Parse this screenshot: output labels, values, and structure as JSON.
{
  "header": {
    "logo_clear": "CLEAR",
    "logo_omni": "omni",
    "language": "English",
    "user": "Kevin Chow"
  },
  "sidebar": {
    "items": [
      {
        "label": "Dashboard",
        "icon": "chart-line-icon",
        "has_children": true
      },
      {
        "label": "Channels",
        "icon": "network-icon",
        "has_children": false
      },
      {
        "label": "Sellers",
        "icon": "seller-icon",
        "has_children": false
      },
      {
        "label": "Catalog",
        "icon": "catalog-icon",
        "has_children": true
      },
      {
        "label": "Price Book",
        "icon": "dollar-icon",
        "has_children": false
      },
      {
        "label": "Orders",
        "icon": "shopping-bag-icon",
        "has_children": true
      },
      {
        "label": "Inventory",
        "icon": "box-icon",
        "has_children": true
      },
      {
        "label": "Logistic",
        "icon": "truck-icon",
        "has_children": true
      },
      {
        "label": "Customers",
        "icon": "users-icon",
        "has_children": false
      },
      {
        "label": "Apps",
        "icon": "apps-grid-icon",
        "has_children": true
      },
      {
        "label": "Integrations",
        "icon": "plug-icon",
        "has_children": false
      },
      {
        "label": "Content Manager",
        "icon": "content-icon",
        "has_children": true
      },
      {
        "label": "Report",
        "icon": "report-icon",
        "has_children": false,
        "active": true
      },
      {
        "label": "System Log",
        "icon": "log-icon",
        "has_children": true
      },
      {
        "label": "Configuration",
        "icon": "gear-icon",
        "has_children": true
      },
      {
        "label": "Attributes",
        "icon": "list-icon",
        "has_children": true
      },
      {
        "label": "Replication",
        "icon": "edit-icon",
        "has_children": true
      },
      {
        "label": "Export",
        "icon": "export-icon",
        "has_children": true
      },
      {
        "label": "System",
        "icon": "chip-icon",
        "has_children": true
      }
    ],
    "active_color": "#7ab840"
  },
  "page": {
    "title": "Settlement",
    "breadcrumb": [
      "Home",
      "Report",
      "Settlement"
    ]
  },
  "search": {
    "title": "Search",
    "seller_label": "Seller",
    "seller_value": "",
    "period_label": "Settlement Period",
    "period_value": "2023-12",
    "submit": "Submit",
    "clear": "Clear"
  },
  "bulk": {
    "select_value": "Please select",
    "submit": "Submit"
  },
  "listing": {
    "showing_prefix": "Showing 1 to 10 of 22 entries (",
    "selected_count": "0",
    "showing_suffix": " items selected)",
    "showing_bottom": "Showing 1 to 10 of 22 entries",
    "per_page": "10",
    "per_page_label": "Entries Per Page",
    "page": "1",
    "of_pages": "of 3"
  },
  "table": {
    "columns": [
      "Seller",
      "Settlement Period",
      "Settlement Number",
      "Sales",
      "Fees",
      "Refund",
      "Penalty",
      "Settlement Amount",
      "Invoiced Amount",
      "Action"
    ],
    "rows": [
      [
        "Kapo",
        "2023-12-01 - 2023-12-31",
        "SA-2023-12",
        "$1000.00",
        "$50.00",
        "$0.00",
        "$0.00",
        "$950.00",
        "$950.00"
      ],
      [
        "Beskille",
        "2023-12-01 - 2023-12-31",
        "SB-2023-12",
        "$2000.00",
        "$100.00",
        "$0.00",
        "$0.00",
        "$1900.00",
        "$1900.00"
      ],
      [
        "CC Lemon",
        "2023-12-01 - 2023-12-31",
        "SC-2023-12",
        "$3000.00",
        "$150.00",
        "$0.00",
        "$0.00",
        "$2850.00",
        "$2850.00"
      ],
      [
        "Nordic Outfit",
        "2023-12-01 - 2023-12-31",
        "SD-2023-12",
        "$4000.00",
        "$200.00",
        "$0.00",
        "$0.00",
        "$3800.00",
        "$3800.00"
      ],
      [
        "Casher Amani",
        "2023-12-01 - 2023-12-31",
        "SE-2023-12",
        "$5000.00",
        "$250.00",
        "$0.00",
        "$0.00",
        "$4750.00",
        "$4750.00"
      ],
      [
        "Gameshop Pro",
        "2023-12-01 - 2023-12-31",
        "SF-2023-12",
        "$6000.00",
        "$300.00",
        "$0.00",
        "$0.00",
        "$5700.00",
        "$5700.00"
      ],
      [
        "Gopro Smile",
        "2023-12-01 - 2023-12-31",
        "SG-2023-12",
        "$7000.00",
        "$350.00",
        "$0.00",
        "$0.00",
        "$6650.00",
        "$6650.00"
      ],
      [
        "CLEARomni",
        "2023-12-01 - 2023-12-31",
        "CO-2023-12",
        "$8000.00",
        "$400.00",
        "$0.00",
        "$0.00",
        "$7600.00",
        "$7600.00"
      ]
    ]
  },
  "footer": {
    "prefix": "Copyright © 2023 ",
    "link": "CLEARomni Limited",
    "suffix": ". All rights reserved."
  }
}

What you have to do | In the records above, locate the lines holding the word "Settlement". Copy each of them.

Expected answer |
    "title": "Settlement",
      "Settlement"
    "period_label": "Settlement Period",
      "Settlement Period",
      "Settlement Number",
      "Settlement Amount",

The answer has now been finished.